→ **PROBLEM TO WORK ON**: Throughout the listing below, copy each line containing "Description".

Segment Open

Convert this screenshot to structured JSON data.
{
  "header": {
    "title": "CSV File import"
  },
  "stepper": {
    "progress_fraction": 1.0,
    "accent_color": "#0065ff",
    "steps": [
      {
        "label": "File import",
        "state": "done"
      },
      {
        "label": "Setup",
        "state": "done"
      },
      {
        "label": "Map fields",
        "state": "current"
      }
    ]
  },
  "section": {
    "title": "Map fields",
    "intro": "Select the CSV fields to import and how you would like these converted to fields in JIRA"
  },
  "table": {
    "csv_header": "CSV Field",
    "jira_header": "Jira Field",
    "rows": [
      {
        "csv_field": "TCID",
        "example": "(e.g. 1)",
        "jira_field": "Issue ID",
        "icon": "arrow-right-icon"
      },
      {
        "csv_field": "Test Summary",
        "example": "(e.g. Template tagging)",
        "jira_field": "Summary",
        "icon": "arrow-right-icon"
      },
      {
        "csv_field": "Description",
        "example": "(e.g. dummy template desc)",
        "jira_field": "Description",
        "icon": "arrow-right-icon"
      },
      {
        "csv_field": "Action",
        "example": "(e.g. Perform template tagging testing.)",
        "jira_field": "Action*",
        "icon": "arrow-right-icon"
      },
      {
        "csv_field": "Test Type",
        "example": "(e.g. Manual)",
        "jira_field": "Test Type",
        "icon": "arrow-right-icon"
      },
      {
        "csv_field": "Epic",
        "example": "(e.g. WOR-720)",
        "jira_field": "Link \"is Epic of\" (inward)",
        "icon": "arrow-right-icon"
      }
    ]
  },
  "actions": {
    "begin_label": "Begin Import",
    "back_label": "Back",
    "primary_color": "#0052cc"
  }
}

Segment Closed

→ **SOLUTION FOR THIS EXERCISE**:
        "csv_field": "Description",
        "jira_field": "Description",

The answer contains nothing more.